We now have two chief arts officers in the making. Over the next few months we will be working closely with Mynewsdesk and Swedish Match to establish how the chief arts officer role will work for them. We have had more great response from other companies as well and are in ongoing conversations.
For some companies this is a completely new idea, and as with most new things, there are doubts and concerns. Other businesses have existing programmes in place that fit in well with the campaign, and it is more a question of how, not why? And of course everything in between.
This in between space is complicated. For many this means it will be avoided, but it mustn’t. Consider this as macro productivity, organisation-wide, and over years, not days or weeks. In order for businesses to thrive in the coming years they need to be agile, human, and innovative. The arts inspire individuals and teams to increase openness to change. The pace of change will only increase, and businesses will need engaged people who love what they do and where they work.

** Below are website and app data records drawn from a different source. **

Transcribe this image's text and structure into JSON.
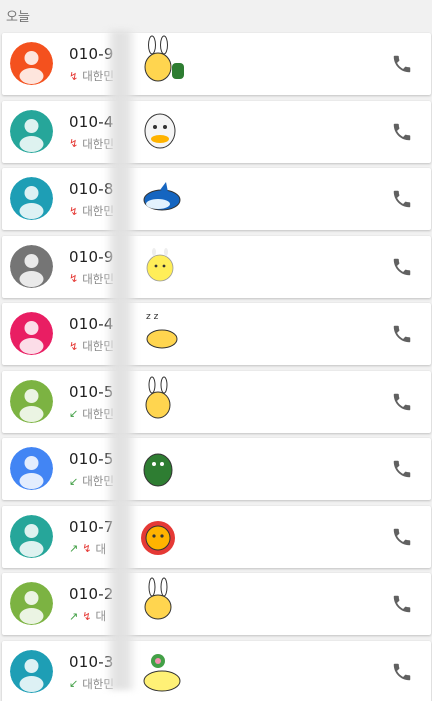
{
  "section_label": "오늘",
  "colors": {
    "missed_arrow": "#e53935",
    "incoming_arrow": "#43a047",
    "call_icon": "#616161"
  },
  "calls": [
    {
      "number": "010-9",
      "location": "대한민",
      "status": "missed",
      "avatar_color": "#f4511e",
      "sticker": "rabbit-kakao-sticker"
    },
    {
      "number": "010-4",
      "location": "대한민",
      "status": "missed",
      "avatar_color": "#26a69a",
      "sticker": "duck-kakao-sticker"
    },
    {
      "number": "010-8",
      "location": "대한민",
      "status": "missed",
      "avatar_color": "#1e9eb5",
      "sticker": "shark-kakao-sticker"
    },
    {
      "number": "010-9",
      "location": "대한민",
      "status": "missed",
      "avatar_color": "#757575",
      "sticker": "chick-kakao-sticker"
    },
    {
      "number": "010-4",
      "location": "대한민",
      "status": "missed",
      "avatar_color": "#e91e63",
      "sticker": "sleeping-kakao-sticker"
    },
    {
      "number": "010-5",
      "location": "대한민",
      "status": "incoming",
      "avatar_color": "#7cb342",
      "sticker": "muzi-kakao-sticker"
    },
    {
      "number": "010-5",
      "location": "대한민",
      "status": "incoming",
      "avatar_color": "#4285f4",
      "sticker": "dino-kakao-sticker"
    },
    {
      "number": "010-7",
      "location": "대",
      "status": "outgoing-missed",
      "avatar_color": "#26a69a",
      "sticker": "lion-kakao-sticker"
    },
    {
      "number": "010-2",
      "location": "대",
      "status": "outgoing-missed",
      "avatar_color": "#7cb342",
      "sticker": "rabbit-neo-kakao-sticker"
    },
    {
      "number": "010-3",
      "location": "대한민",
      "status": "incoming",
      "avatar_color": "#1e9eb5",
      "sticker": "bowl-kakao-sticker"
    }
  ]
}
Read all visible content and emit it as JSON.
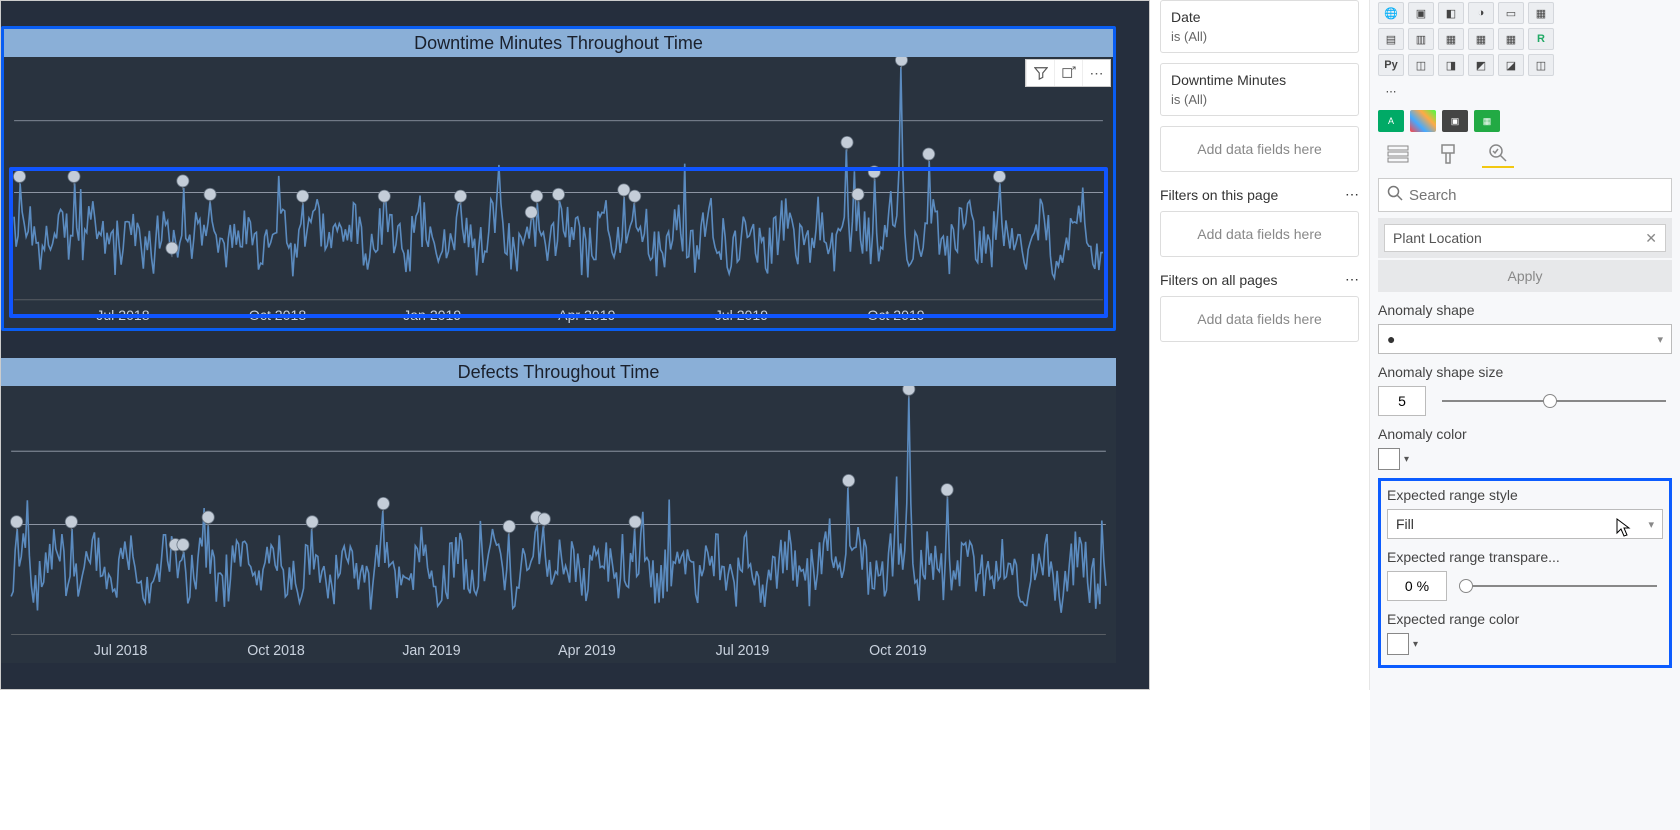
{
  "charts": [
    {
      "title": "Downtime Minutes Throughout Time",
      "selected": true,
      "toolbar": true
    },
    {
      "title": "Defects Throughout Time",
      "selected": false,
      "toolbar": false
    }
  ],
  "chart_data": [
    {
      "type": "line",
      "title": "Downtime Minutes Throughout Time",
      "xlabel": "",
      "ylabel": "",
      "x_ticks": [
        "Jul 2018",
        "Oct 2018",
        "Jan 2019",
        "Apr 2019",
        "Jul 2019",
        "Oct 2019"
      ],
      "ylim": [
        0,
        260
      ],
      "baseline_mean": 70,
      "series": [
        {
          "name": "Downtime Minutes",
          "note": "daily values oscillating roughly between 20 and 120 with occasional spikes to ~150-260"
        }
      ],
      "anomalies": [
        {
          "x_pct": 0.5,
          "y": 130
        },
        {
          "x_pct": 5.5,
          "y": 130
        },
        {
          "x_pct": 15.5,
          "y": 125
        },
        {
          "x_pct": 14.5,
          "y": 50
        },
        {
          "x_pct": 18,
          "y": 110
        },
        {
          "x_pct": 26.5,
          "y": 108
        },
        {
          "x_pct": 34,
          "y": 108
        },
        {
          "x_pct": 41,
          "y": 108
        },
        {
          "x_pct": 48,
          "y": 108
        },
        {
          "x_pct": 47.5,
          "y": 90
        },
        {
          "x_pct": 50,
          "y": 110
        },
        {
          "x_pct": 56,
          "y": 115
        },
        {
          "x_pct": 57,
          "y": 108
        },
        {
          "x_pct": 76.5,
          "y": 168
        },
        {
          "x_pct": 77.5,
          "y": 110
        },
        {
          "x_pct": 79,
          "y": 135
        },
        {
          "x_pct": 81.5,
          "y": 260
        },
        {
          "x_pct": 84,
          "y": 155
        },
        {
          "x_pct": 90.5,
          "y": 130
        }
      ]
    },
    {
      "type": "line",
      "title": "Defects Throughout Time",
      "xlabel": "",
      "ylabel": "",
      "x_ticks": [
        "Jul 2018",
        "Oct 2018",
        "Jan 2019",
        "Apr 2019",
        "Jul 2019",
        "Oct 2019"
      ],
      "ylim": [
        0,
        260
      ],
      "baseline_mean": 70,
      "series": [
        {
          "name": "Defects",
          "note": "daily values oscillating roughly between 20 and 120 with occasional spikes to ~150-260"
        }
      ],
      "anomalies": [
        {
          "x_pct": 0.5,
          "y": 115
        },
        {
          "x_pct": 5.5,
          "y": 115
        },
        {
          "x_pct": 15,
          "y": 90
        },
        {
          "x_pct": 15.7,
          "y": 90
        },
        {
          "x_pct": 18,
          "y": 120
        },
        {
          "x_pct": 27.5,
          "y": 115
        },
        {
          "x_pct": 34,
          "y": 135
        },
        {
          "x_pct": 45.5,
          "y": 110
        },
        {
          "x_pct": 48,
          "y": 120
        },
        {
          "x_pct": 48.7,
          "y": 118
        },
        {
          "x_pct": 57,
          "y": 115
        },
        {
          "x_pct": 76.5,
          "y": 160
        },
        {
          "x_pct": 82,
          "y": 260
        },
        {
          "x_pct": 85.5,
          "y": 150
        }
      ]
    }
  ],
  "filters": {
    "card1": {
      "title": "Date",
      "sub": "is (All)"
    },
    "card2": {
      "title": "Downtime Minutes",
      "sub": "is (All)"
    },
    "add": "Add data fields here",
    "page_section": "Filters on this page",
    "all_section": "Filters on all pages"
  },
  "format": {
    "search_placeholder": "Search",
    "field_pill": "Plant Location",
    "apply": "Apply",
    "anomaly_shape_label": "Anomaly shape",
    "anomaly_shape_value": "●",
    "anomaly_size_label": "Anomaly shape size",
    "anomaly_size_value": "5",
    "anomaly_color_label": "Anomaly color",
    "expected_style_label": "Expected range style",
    "expected_style_value": "Fill",
    "expected_transp_label": "Expected range transpare...",
    "expected_transp_value": "0",
    "expected_transp_unit": "%",
    "expected_color_label": "Expected range color"
  },
  "viz_icons_row2": [
    "Py",
    "",
    "",
    "",
    "",
    ""
  ]
}
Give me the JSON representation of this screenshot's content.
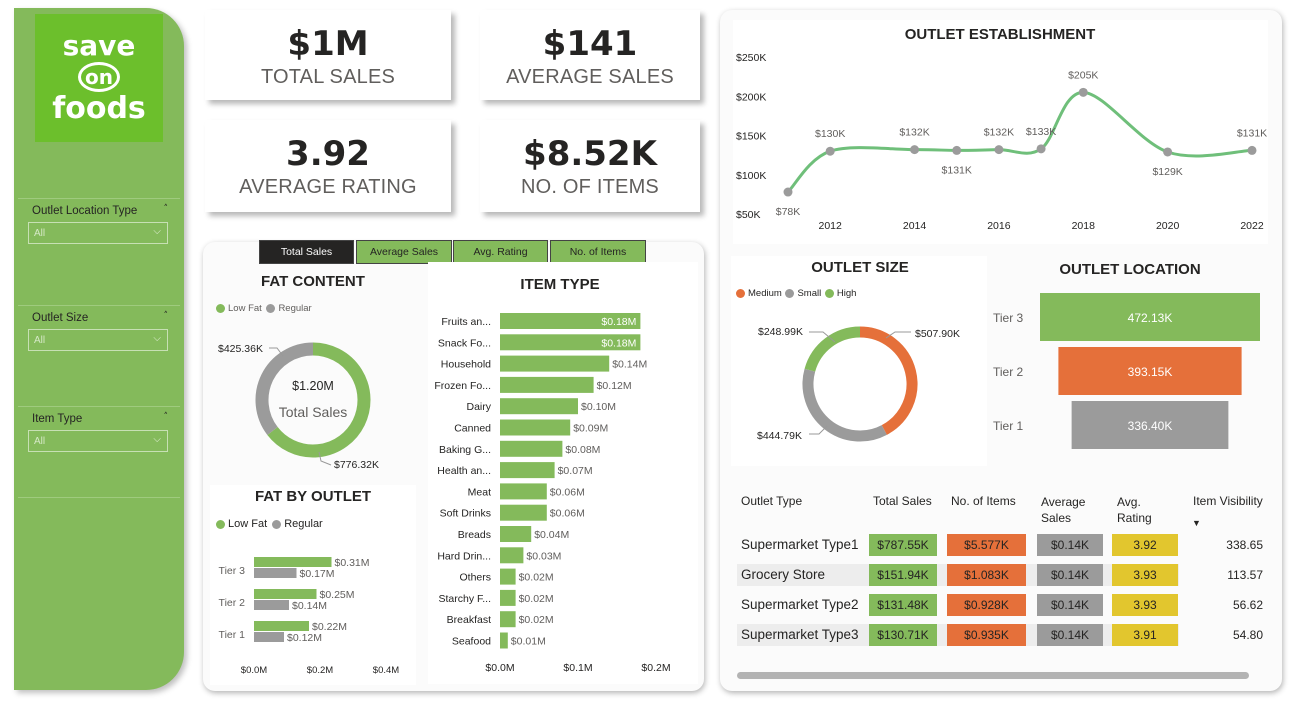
{
  "logo": {
    "line1": "save",
    "line2": "on",
    "line3": "foods"
  },
  "filters": [
    {
      "title": "Outlet Location Type",
      "value": "All"
    },
    {
      "title": "Outlet Size",
      "value": "All"
    },
    {
      "title": "Item Type",
      "value": "All"
    }
  ],
  "kpis": [
    {
      "value": "$1M",
      "label": "TOTAL SALES"
    },
    {
      "value": "$141",
      "label": "AVERAGE SALES"
    },
    {
      "value": "3.92",
      "label": "AVERAGE RATING"
    },
    {
      "value": "$8.52K",
      "label": "NO. OF ITEMS"
    }
  ],
  "tabs": [
    "Total Sales",
    "Average Sales",
    "Avg. Rating",
    "No. of Items"
  ],
  "colors": {
    "green": "#84ba5b",
    "orange": "#e5703a",
    "gray": "#9b9b9b",
    "yellow": "#e2c62e",
    "dark": "#252423"
  },
  "fat_content": {
    "title": "FAT CONTENT",
    "legend": [
      "Low Fat",
      "Regular"
    ],
    "center_value": "$1.20M",
    "center_label": "Total Sales",
    "labels": [
      "$776.32K",
      "$425.36K"
    ]
  },
  "fat_by_outlet": {
    "title": "FAT BY OUTLET",
    "legend": [
      "Low Fat",
      "Regular"
    ],
    "axis": [
      "$0.0M",
      "$0.2M",
      "$0.4M"
    ]
  },
  "item_type": {
    "title": "ITEM TYPE",
    "axis": [
      "$0.0M",
      "$0.1M",
      "$0.2M"
    ]
  },
  "outlet_establishment": {
    "title": "OUTLET ESTABLISHMENT",
    "y_ticks": [
      "$250K",
      "$200K",
      "$150K",
      "$100K",
      "$50K"
    ],
    "x_ticks": [
      "2012",
      "2014",
      "2016",
      "2018",
      "2020",
      "2022"
    ]
  },
  "outlet_size": {
    "title": "OUTLET SIZE",
    "legend": [
      "Medium",
      "Small",
      "High"
    ],
    "labels": [
      "$507.90K",
      "$444.79K",
      "$248.99K"
    ]
  },
  "outlet_location": {
    "title": "OUTLET LOCATION"
  },
  "outlet_table": {
    "headers": [
      "Outlet Type",
      "Total Sales",
      "No. of Items",
      "Average Sales",
      "Avg. Rating",
      "Item Visibility"
    ],
    "rows": [
      [
        "Supermarket Type1",
        "$787.55K",
        "$5.577K",
        "$0.14K",
        "3.92",
        "338.65"
      ],
      [
        "Grocery Store",
        "$151.94K",
        "$1.083K",
        "$0.14K",
        "3.93",
        "113.57"
      ],
      [
        "Supermarket Type2",
        "$131.48K",
        "$0.928K",
        "$0.14K",
        "3.93",
        "56.62"
      ],
      [
        "Supermarket Type3",
        "$130.71K",
        "$0.935K",
        "$0.14K",
        "3.91",
        "54.80"
      ]
    ]
  },
  "chart_data": [
    {
      "type": "pie",
      "title": "FAT CONTENT",
      "categories": [
        "Low Fat",
        "Regular"
      ],
      "values": [
        776.32,
        425.36
      ],
      "labels": [
        "$776.32K",
        "$425.36K"
      ],
      "center_value": "$1.20M",
      "center_label": "Total Sales"
    },
    {
      "type": "bar",
      "title": "FAT BY OUTLET",
      "categories": [
        "Tier 3",
        "Tier 2",
        "Tier 1"
      ],
      "series": [
        {
          "name": "Low Fat",
          "values": [
            0.31,
            0.25,
            0.22
          ],
          "labels": [
            "$0.31M",
            "$0.25M",
            "$0.22M"
          ]
        },
        {
          "name": "Regular",
          "values": [
            0.17,
            0.14,
            0.12
          ],
          "labels": [
            "$0.17M",
            "$0.14M",
            "$0.12M"
          ]
        }
      ],
      "xlim": [
        0,
        0.4
      ]
    },
    {
      "type": "bar",
      "title": "ITEM TYPE",
      "categories": [
        "Fruits an...",
        "Snack Fo...",
        "Household",
        "Frozen Fo...",
        "Dairy",
        "Canned",
        "Baking G...",
        "Health an...",
        "Meat",
        "Soft Drinks",
        "Breads",
        "Hard Drin...",
        "Others",
        "Starchy F...",
        "Breakfast",
        "Seafood"
      ],
      "values": [
        0.18,
        0.18,
        0.14,
        0.12,
        0.1,
        0.09,
        0.08,
        0.07,
        0.06,
        0.06,
        0.04,
        0.03,
        0.02,
        0.02,
        0.02,
        0.01
      ],
      "labels": [
        "$0.18M",
        "$0.18M",
        "$0.14M",
        "$0.12M",
        "$0.10M",
        "$0.09M",
        "$0.08M",
        "$0.07M",
        "$0.06M",
        "$0.06M",
        "$0.04M",
        "$0.03M",
        "$0.02M",
        "$0.02M",
        "$0.02M",
        "$0.01M"
      ],
      "xlim": [
        0,
        0.2
      ]
    },
    {
      "type": "line",
      "title": "OUTLET ESTABLISHMENT",
      "x": [
        2011,
        2012,
        2014,
        2015,
        2016,
        2017,
        2018,
        2020,
        2022
      ],
      "values": [
        78,
        130,
        132,
        131,
        132,
        133,
        205,
        129,
        131
      ],
      "labels": [
        "$78K",
        "$130K",
        "$132K",
        "$131K",
        "$132K",
        "$133K",
        "$205K",
        "$129K",
        "$131K"
      ],
      "ylim": [
        50,
        250
      ]
    },
    {
      "type": "pie",
      "title": "OUTLET SIZE",
      "categories": [
        "Medium",
        "Small",
        "High"
      ],
      "values": [
        507.9,
        444.79,
        248.99
      ],
      "labels": [
        "$507.90K",
        "$444.79K",
        "$248.99K"
      ]
    },
    {
      "type": "bar",
      "title": "OUTLET LOCATION",
      "categories": [
        "Tier 3",
        "Tier 2",
        "Tier 1"
      ],
      "values": [
        472.13,
        393.15,
        336.4
      ],
      "labels": [
        "472.13K",
        "393.15K",
        "336.40K"
      ]
    }
  ]
}
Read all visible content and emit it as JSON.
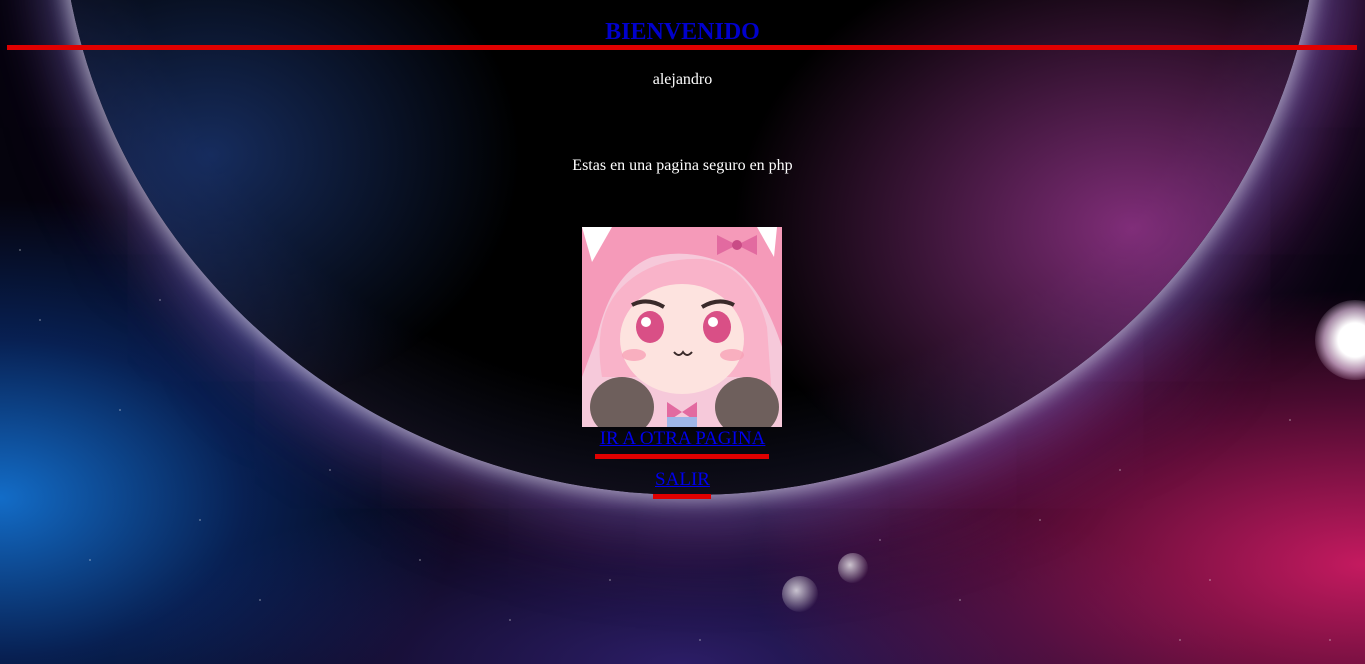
{
  "header": {
    "title": "BIENVENIDO"
  },
  "user": {
    "name": "alejandro"
  },
  "main": {
    "message": "Estas en una pagina seguro en php"
  },
  "links": {
    "other_page": "IR A OTRA PAGINA",
    "logout": "SALIR"
  },
  "colors": {
    "title": "#0000cc",
    "link": "#0000ee",
    "accent_rule": "#e00000",
    "text": "#ffffff"
  }
}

That is why this issue focuses on people, and philosophy. While things are moving more quickly it is all the more important to stop and think. Why are we doing this? How shall we do it? The chief arts officer can help organisations think fast and slow, and consider details and the bigger picture. There is no more business as usual.